*The problem*:
Filter the lines below, copying only those with the string "likes".

[Saved entries]
=== Section Start ===
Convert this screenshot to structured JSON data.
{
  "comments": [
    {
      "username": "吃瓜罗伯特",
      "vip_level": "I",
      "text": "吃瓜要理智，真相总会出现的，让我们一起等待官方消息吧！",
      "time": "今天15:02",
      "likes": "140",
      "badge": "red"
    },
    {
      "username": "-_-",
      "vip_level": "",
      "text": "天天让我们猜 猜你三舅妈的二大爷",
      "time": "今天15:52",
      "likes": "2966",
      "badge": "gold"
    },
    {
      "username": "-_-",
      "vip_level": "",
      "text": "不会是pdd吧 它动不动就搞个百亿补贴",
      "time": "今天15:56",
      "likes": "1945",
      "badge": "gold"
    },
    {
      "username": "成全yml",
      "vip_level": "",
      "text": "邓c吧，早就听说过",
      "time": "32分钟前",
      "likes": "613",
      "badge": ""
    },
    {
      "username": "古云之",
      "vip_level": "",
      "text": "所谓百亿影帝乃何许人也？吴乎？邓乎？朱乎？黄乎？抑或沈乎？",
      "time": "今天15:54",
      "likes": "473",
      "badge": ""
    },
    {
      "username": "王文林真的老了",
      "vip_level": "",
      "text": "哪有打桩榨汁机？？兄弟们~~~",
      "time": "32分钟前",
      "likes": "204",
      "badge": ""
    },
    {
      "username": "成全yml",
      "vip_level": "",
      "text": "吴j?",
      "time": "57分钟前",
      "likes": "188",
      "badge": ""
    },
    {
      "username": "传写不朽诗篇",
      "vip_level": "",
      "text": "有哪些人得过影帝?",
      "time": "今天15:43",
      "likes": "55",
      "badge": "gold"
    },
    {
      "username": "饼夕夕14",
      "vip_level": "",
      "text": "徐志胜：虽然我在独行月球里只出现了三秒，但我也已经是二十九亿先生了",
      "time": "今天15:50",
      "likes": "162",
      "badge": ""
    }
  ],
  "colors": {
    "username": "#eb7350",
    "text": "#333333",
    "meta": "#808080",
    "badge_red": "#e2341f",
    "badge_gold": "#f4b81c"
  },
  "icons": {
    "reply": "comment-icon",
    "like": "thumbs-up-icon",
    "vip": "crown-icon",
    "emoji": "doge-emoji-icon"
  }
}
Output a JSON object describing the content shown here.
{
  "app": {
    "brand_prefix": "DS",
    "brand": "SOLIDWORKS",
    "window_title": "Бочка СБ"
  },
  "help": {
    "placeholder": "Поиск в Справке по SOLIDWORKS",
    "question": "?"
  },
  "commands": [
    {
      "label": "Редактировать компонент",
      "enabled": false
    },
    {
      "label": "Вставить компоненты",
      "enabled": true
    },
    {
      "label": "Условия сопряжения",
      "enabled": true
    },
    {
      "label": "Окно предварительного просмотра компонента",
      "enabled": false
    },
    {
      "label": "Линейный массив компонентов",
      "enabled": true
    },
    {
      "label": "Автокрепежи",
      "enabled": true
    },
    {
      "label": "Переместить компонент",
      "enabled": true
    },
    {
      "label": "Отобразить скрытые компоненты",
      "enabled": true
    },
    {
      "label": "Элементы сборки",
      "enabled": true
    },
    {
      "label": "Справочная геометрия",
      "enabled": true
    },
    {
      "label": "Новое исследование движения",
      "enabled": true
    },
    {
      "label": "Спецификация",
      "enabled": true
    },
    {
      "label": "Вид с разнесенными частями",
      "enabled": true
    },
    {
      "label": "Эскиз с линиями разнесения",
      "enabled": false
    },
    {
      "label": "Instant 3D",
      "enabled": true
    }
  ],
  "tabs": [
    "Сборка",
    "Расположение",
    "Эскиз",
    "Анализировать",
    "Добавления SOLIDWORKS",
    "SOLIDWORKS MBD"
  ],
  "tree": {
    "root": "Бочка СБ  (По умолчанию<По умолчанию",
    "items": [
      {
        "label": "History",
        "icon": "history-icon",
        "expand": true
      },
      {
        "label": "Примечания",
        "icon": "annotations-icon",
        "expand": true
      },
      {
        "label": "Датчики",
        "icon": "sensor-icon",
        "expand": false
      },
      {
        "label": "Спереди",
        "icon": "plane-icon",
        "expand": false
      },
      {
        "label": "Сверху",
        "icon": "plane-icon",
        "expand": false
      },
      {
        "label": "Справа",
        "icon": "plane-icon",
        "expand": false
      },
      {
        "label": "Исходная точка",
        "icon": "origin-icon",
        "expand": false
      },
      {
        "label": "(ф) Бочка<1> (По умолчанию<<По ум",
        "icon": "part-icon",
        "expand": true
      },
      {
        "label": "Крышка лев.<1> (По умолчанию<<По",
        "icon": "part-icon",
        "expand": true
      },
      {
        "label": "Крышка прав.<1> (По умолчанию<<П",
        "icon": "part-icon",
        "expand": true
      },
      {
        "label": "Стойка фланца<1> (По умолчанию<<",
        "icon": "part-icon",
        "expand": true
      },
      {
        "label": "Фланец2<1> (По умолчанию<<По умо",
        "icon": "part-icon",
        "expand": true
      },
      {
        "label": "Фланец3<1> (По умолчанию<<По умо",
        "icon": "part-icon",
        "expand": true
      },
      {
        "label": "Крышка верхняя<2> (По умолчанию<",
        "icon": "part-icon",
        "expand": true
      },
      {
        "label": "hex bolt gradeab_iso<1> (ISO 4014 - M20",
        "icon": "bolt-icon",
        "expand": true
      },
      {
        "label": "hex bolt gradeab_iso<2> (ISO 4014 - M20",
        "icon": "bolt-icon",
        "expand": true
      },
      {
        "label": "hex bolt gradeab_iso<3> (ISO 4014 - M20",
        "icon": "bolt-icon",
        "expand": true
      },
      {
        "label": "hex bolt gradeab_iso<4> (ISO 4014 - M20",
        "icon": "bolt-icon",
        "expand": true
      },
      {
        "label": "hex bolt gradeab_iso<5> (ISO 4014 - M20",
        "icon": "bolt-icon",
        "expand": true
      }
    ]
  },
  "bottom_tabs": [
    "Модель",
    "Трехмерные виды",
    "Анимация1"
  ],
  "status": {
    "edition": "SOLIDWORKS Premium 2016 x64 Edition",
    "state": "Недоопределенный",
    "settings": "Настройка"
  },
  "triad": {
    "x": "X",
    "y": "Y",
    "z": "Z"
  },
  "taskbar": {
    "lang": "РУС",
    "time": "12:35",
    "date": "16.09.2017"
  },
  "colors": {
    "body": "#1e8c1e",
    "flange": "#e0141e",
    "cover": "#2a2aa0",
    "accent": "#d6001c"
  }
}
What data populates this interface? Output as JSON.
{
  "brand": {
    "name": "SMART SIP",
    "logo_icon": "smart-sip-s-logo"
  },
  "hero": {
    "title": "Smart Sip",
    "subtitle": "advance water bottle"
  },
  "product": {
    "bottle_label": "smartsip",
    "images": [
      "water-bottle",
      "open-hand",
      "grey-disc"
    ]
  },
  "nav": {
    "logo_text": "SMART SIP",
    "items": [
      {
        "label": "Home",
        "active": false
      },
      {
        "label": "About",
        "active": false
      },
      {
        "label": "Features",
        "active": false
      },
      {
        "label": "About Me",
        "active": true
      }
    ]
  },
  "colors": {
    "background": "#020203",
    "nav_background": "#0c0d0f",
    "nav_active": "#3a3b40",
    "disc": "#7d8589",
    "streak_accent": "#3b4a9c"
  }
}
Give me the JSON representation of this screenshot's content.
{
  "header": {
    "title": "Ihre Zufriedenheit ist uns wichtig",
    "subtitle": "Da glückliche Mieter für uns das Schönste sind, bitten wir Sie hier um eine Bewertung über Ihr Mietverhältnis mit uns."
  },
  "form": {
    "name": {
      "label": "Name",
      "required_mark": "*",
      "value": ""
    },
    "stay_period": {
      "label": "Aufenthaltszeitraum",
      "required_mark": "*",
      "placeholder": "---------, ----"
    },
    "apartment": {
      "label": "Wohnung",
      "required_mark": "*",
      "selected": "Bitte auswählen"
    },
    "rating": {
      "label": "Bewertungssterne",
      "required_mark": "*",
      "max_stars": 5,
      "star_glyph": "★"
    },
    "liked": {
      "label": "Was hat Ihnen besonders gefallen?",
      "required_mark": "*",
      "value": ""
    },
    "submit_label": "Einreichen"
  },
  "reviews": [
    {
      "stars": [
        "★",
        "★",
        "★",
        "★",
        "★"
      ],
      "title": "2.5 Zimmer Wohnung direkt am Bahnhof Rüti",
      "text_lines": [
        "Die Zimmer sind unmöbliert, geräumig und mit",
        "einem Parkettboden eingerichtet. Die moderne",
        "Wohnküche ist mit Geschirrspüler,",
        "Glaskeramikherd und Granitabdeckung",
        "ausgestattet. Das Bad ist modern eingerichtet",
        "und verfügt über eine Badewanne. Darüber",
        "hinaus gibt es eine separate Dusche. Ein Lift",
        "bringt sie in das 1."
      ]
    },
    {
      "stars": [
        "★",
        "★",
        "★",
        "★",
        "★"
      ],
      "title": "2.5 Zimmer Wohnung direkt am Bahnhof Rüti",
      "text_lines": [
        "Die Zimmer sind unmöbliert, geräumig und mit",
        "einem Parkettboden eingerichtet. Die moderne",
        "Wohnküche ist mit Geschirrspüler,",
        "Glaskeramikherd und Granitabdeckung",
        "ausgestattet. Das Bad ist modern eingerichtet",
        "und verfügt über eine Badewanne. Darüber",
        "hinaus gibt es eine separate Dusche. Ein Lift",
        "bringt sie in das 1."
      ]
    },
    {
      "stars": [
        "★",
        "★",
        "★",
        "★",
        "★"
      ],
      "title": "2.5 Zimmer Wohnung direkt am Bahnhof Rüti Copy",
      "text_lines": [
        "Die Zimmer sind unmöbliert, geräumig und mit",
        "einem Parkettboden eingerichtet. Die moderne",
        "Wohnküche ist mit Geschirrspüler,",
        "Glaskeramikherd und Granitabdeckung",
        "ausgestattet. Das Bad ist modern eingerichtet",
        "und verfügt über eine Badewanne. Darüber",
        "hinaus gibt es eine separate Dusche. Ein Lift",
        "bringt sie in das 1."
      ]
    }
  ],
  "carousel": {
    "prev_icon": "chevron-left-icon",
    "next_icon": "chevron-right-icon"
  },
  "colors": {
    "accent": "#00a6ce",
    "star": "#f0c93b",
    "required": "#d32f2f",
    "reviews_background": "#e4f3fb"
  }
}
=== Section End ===
*Result*:
      "likes": "140",
      "likes": "2966",
      "likes": "1945",
      "likes": "613",
      "likes": "473",
      "likes": "204",
      "likes": "188",
      "likes": "55",
      "likes": "162",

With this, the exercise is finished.